[[ EXERCISE INPUT, beginning ]]

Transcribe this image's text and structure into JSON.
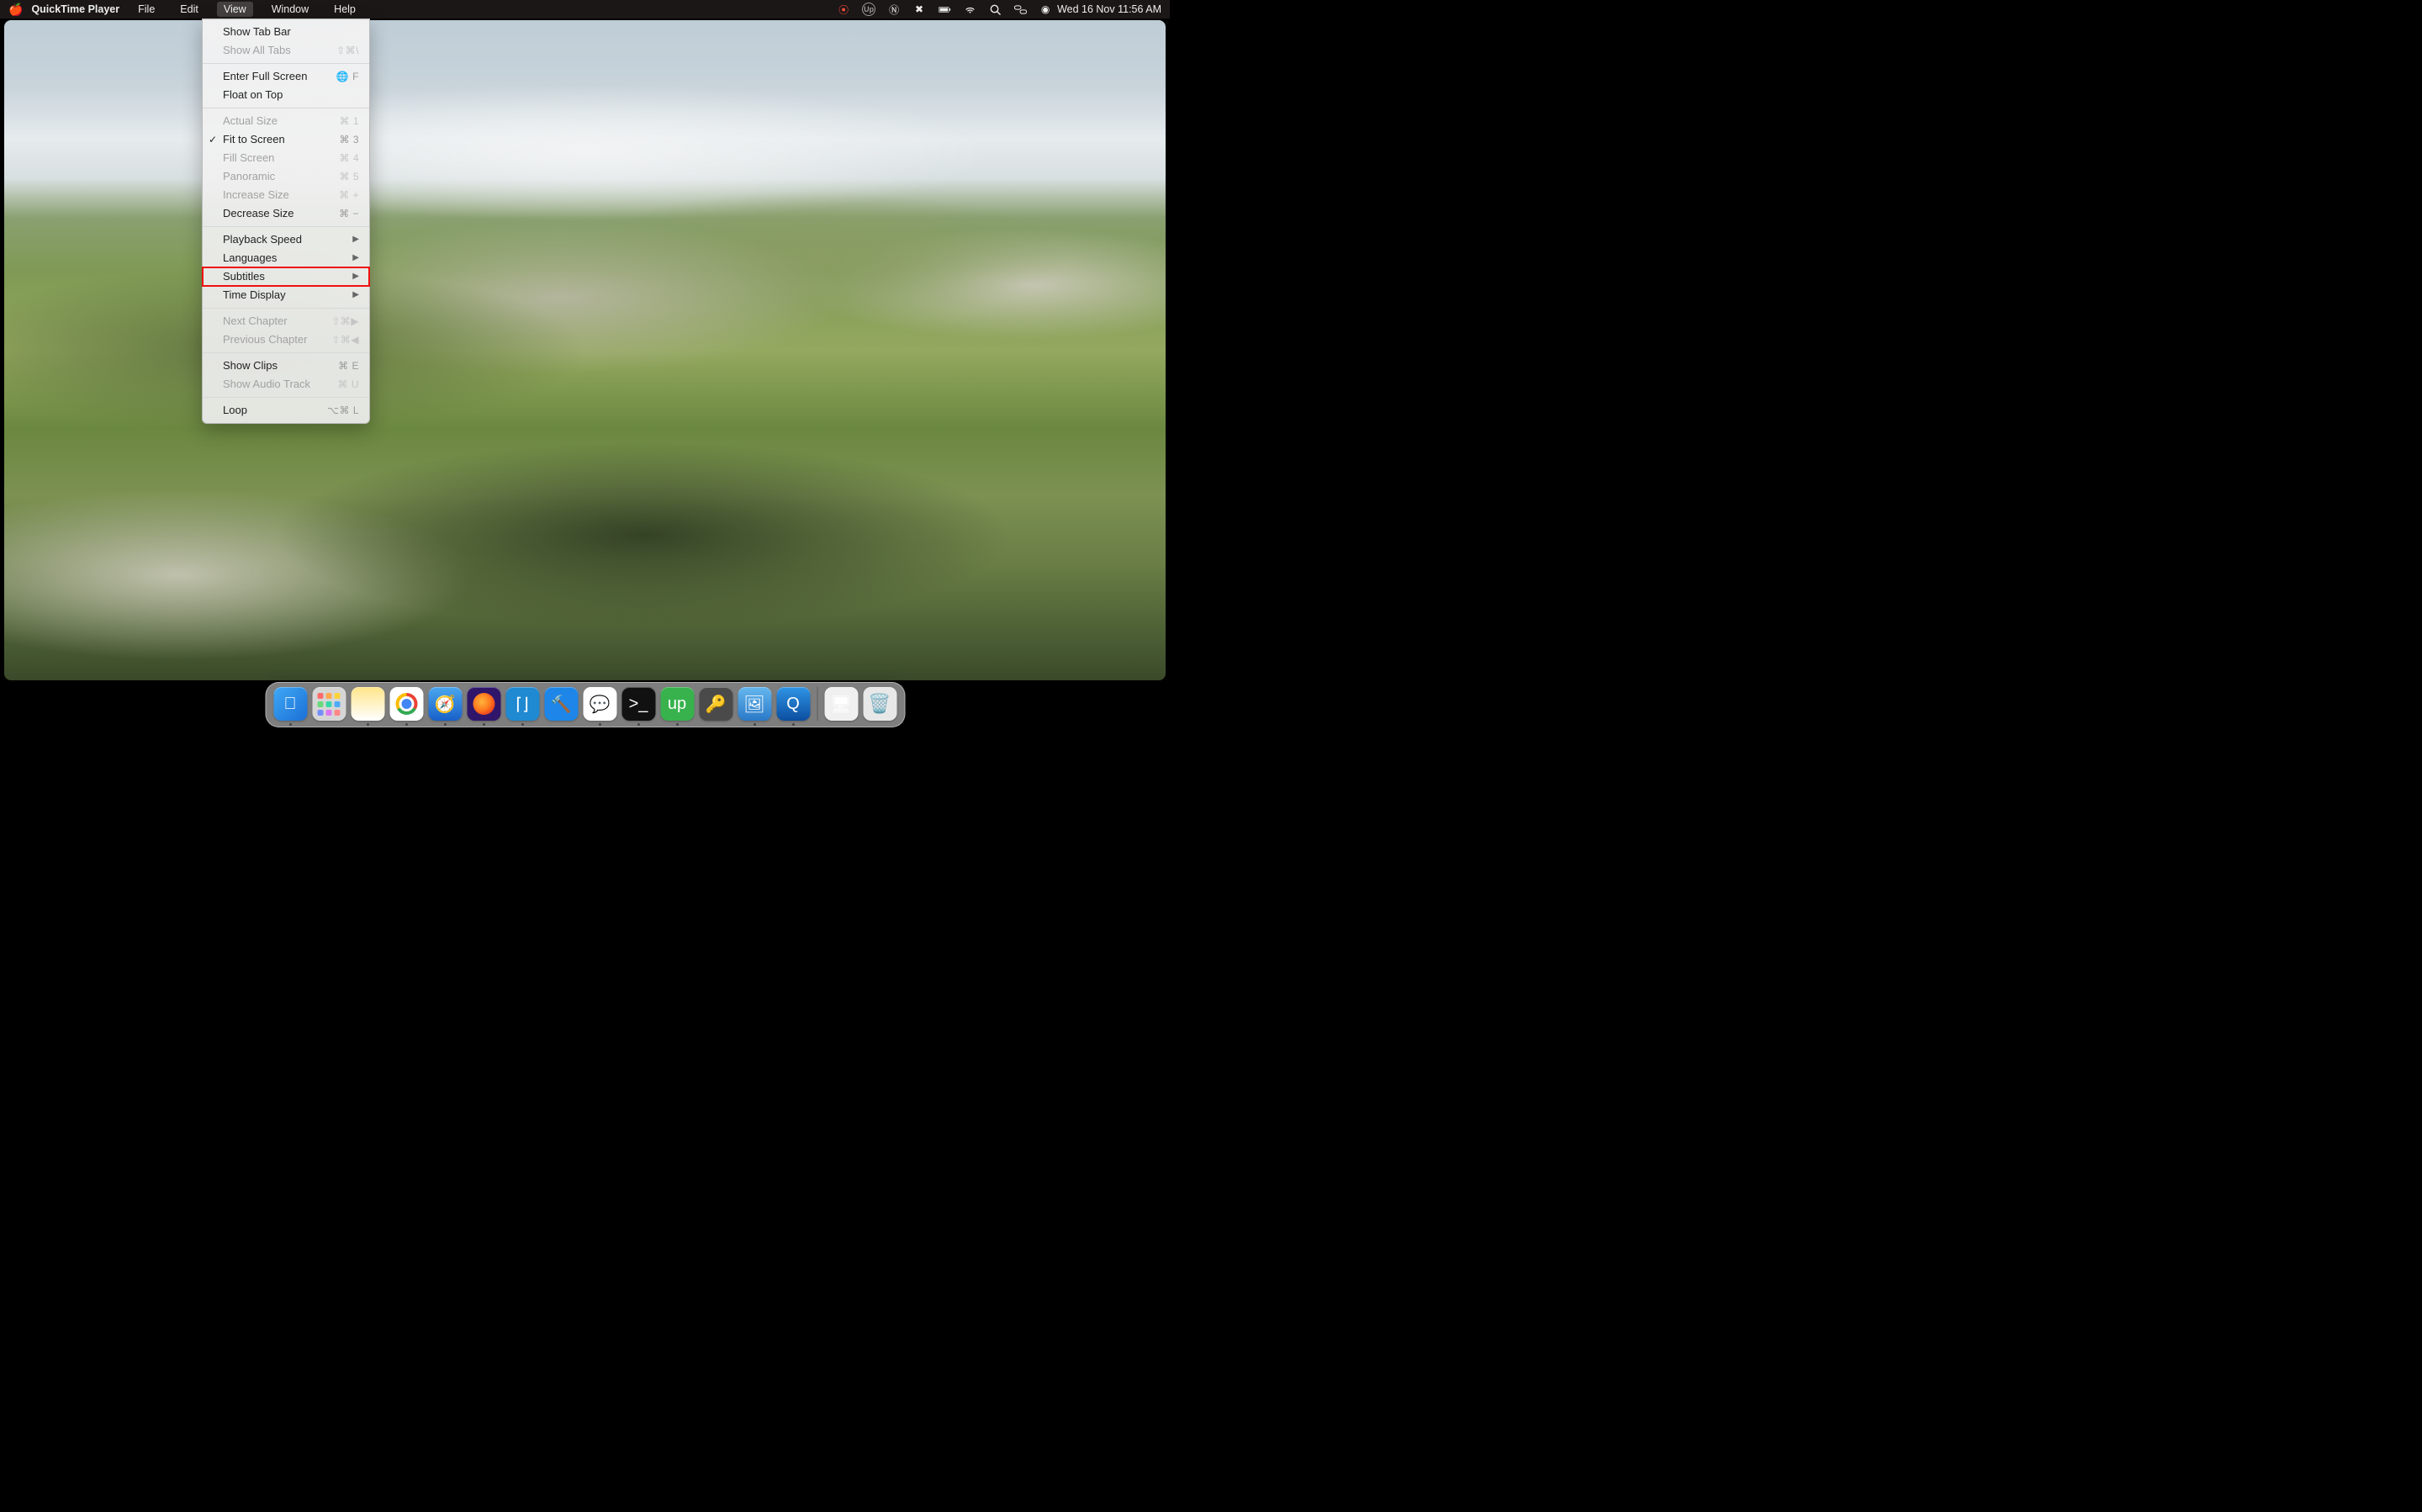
{
  "menubar": {
    "app_name": "QuickTime Player",
    "menus": [
      "File",
      "Edit",
      "View",
      "Window",
      "Help"
    ],
    "active_menu_index": 2,
    "datetime": "Wed 16 Nov  11:56 AM"
  },
  "view_menu": {
    "groups": [
      [
        {
          "label": "Show Tab Bar",
          "shortcut": "",
          "disabled": false
        },
        {
          "label": "Show All Tabs",
          "shortcut": "⇧⌘\\",
          "disabled": true
        }
      ],
      [
        {
          "label": "Enter Full Screen",
          "shortcut": "🌐 F",
          "disabled": false
        },
        {
          "label": "Float on Top",
          "shortcut": "",
          "disabled": false
        }
      ],
      [
        {
          "label": "Actual Size",
          "shortcut": "⌘ 1",
          "disabled": true
        },
        {
          "label": "Fit to Screen",
          "shortcut": "⌘ 3",
          "disabled": false,
          "checked": true
        },
        {
          "label": "Fill Screen",
          "shortcut": "⌘ 4",
          "disabled": true
        },
        {
          "label": "Panoramic",
          "shortcut": "⌘ 5",
          "disabled": true
        },
        {
          "label": "Increase Size",
          "shortcut": "⌘ +",
          "disabled": true
        },
        {
          "label": "Decrease Size",
          "shortcut": "⌘ −",
          "disabled": false
        }
      ],
      [
        {
          "label": "Playback Speed",
          "submenu": true,
          "disabled": false
        },
        {
          "label": "Languages",
          "submenu": true,
          "disabled": false
        },
        {
          "label": "Subtitles",
          "submenu": true,
          "disabled": false,
          "highlight": true
        },
        {
          "label": "Time Display",
          "submenu": true,
          "disabled": false
        }
      ],
      [
        {
          "label": "Next Chapter",
          "shortcut": "⇧⌘▶",
          "disabled": true
        },
        {
          "label": "Previous Chapter",
          "shortcut": "⇧⌘◀",
          "disabled": true
        }
      ],
      [
        {
          "label": "Show Clips",
          "shortcut": "⌘ E",
          "disabled": false
        },
        {
          "label": "Show Audio Track",
          "shortcut": "⌘ U",
          "disabled": true
        }
      ],
      [
        {
          "label": "Loop",
          "shortcut": "⌥⌘ L",
          "disabled": false
        }
      ]
    ]
  },
  "status_icons": [
    {
      "name": "screen-record-icon",
      "glyph": "⦿",
      "color": "#ff4d3d"
    },
    {
      "name": "upwork-status-icon",
      "glyph": "Up",
      "color": "#9a9a9a"
    },
    {
      "name": "notion-status-icon",
      "glyph": "Ⓝ"
    },
    {
      "name": "grammarly-status-icon",
      "glyph": "✖"
    },
    {
      "name": "battery-icon",
      "glyph": "battery"
    },
    {
      "name": "wifi-icon",
      "glyph": "wifi"
    },
    {
      "name": "spotlight-icon",
      "glyph": "search"
    },
    {
      "name": "control-center-icon",
      "glyph": "cc"
    },
    {
      "name": "siri-icon",
      "glyph": "◉"
    }
  ],
  "dock": [
    {
      "name": "finder",
      "running": true,
      "bg": "bg-finder",
      "glyph": "􀎞"
    },
    {
      "name": "launchpad",
      "running": false,
      "bg": "bg-launchpad"
    },
    {
      "name": "notes",
      "running": true,
      "bg": "bg-notes",
      "glyph": ""
    },
    {
      "name": "chrome",
      "running": true,
      "bg": "bg-chrome"
    },
    {
      "name": "safari",
      "running": true,
      "bg": "bg-safari",
      "glyph": "🧭"
    },
    {
      "name": "firefox",
      "running": true,
      "bg": "bg-firefox"
    },
    {
      "name": "vscode",
      "running": true,
      "bg": "bg-vscode",
      "glyph": "⌈⌋"
    },
    {
      "name": "xcode",
      "running": false,
      "bg": "bg-xcode",
      "glyph": "🔨"
    },
    {
      "name": "messages",
      "running": true,
      "bg": "bg-imsg",
      "glyph": "💬"
    },
    {
      "name": "terminal",
      "running": true,
      "bg": "bg-term",
      "glyph": ">_"
    },
    {
      "name": "upwork",
      "running": true,
      "bg": "bg-up",
      "glyph": "up"
    },
    {
      "name": "keychain",
      "running": false,
      "bg": "bg-keychain",
      "glyph": "🔑"
    },
    {
      "name": "preview",
      "running": true,
      "bg": "bg-preview",
      "glyph": "🖼"
    },
    {
      "name": "quicktime",
      "running": true,
      "bg": "bg-qt",
      "glyph": "Q"
    },
    {
      "name": "divider"
    },
    {
      "name": "desktop-folder",
      "running": false,
      "bg": "bg-folder",
      "glyph": "🖥"
    },
    {
      "name": "trash",
      "running": false,
      "bg": "bg-trash",
      "glyph": "🗑"
    }
  ]
}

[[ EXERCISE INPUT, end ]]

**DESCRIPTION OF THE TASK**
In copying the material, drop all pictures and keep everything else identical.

**RESPONSE TO THIS TASK**
Transcribe this image's text and structure into JSON.
{
  "menubar": {
    "app_name": "QuickTime Player",
    "menus": [
      "File",
      "Edit",
      "View",
      "Window",
      "Help"
    ],
    "active_menu_index": 2,
    "datetime": "Wed 16 Nov  11:56 AM"
  },
  "view_menu": {
    "groups": [
      [
        {
          "label": "Show Tab Bar",
          "shortcut": "",
          "disabled": false
        },
        {
          "label": "Show All Tabs",
          "shortcut": "⇧⌘\\",
          "disabled": true
        }
      ],
      [
        {
          "label": "Enter Full Screen",
          "shortcut": "🌐 F",
          "disabled": false
        },
        {
          "label": "Float on Top",
          "shortcut": "",
          "disabled": false
        }
      ],
      [
        {
          "label": "Actual Size",
          "shortcut": "⌘ 1",
          "disabled": true
        },
        {
          "label": "Fit to Screen",
          "shortcut": "⌘ 3",
          "disabled": false,
          "checked": true
        },
        {
          "label": "Fill Screen",
          "shortcut": "⌘ 4",
          "disabled": true
        },
        {
          "label": "Panoramic",
          "shortcut": "⌘ 5",
          "disabled": true
        },
        {
          "label": "Increase Size",
          "shortcut": "⌘ +",
          "disabled": true
        },
        {
          "label": "Decrease Size",
          "shortcut": "⌘ −",
          "disabled": false
        }
      ],
      [
        {
          "label": "Playback Speed",
          "submenu": true,
          "disabled": false
        },
        {
          "label": "Languages",
          "submenu": true,
          "disabled": false
        },
        {
          "label": "Subtitles",
          "submenu": true,
          "disabled": false,
          "highlight": true
        },
        {
          "label": "Time Display",
          "submenu": true,
          "disabled": false
        }
      ],
      [
        {
          "label": "Next Chapter",
          "shortcut": "⇧⌘▶",
          "disabled": true
        },
        {
          "label": "Previous Chapter",
          "shortcut": "⇧⌘◀",
          "disabled": true
        }
      ],
      [
        {
          "label": "Show Clips",
          "shortcut": "⌘ E",
          "disabled": false
        },
        {
          "label": "Show Audio Track",
          "shortcut": "⌘ U",
          "disabled": true
        }
      ],
      [
        {
          "label": "Loop",
          "shortcut": "⌥⌘ L",
          "disabled": false
        }
      ]
    ]
  },
  "status_icons": [
    {
      "name": "screen-record-icon",
      "glyph": "⦿",
      "color": "#ff4d3d"
    },
    {
      "name": "upwork-status-icon",
      "glyph": "Up",
      "color": "#9a9a9a"
    },
    {
      "name": "notion-status-icon",
      "glyph": "Ⓝ"
    },
    {
      "name": "grammarly-status-icon",
      "glyph": "✖"
    },
    {
      "name": "battery-icon",
      "glyph": "battery"
    },
    {
      "name": "wifi-icon",
      "glyph": "wifi"
    },
    {
      "name": "spotlight-icon",
      "glyph": "search"
    },
    {
      "name": "control-center-icon",
      "glyph": "cc"
    },
    {
      "name": "siri-icon",
      "glyph": "◉"
    }
  ],
  "dock": [
    {
      "name": "finder",
      "running": true,
      "bg": "bg-finder",
      "glyph": "􀎞"
    },
    {
      "name": "launchpad",
      "running": false,
      "bg": "bg-launchpad"
    },
    {
      "name": "notes",
      "running": true,
      "bg": "bg-notes",
      "glyph": ""
    },
    {
      "name": "chrome",
      "running": true,
      "bg": "bg-chrome"
    },
    {
      "name": "safari",
      "running": true,
      "bg": "bg-safari",
      "glyph": "🧭"
    },
    {
      "name": "firefox",
      "running": true,
      "bg": "bg-firefox"
    },
    {
      "name": "vscode",
      "running": true,
      "bg": "bg-vscode",
      "glyph": "⌈⌋"
    },
    {
      "name": "xcode",
      "running": false,
      "bg": "bg-xcode",
      "glyph": "🔨"
    },
    {
      "name": "messages",
      "running": true,
      "bg": "bg-imsg",
      "glyph": "💬"
    },
    {
      "name": "terminal",
      "running": true,
      "bg": "bg-term",
      "glyph": ">_"
    },
    {
      "name": "upwork",
      "running": true,
      "bg": "bg-up",
      "glyph": "up"
    },
    {
      "name": "keychain",
      "running": false,
      "bg": "bg-keychain",
      "glyph": "🔑"
    },
    {
      "name": "preview",
      "running": true,
      "bg": "bg-preview",
      "glyph": "🖼"
    },
    {
      "name": "quicktime",
      "running": true,
      "bg": "bg-qt",
      "glyph": "Q"
    },
    {
      "name": "divider"
    },
    {
      "name": "desktop-folder",
      "running": false,
      "bg": "bg-folder",
      "glyph": "🖥"
    },
    {
      "name": "trash",
      "running": false,
      "bg": "bg-trash",
      "glyph": "🗑"
    }
  ]
}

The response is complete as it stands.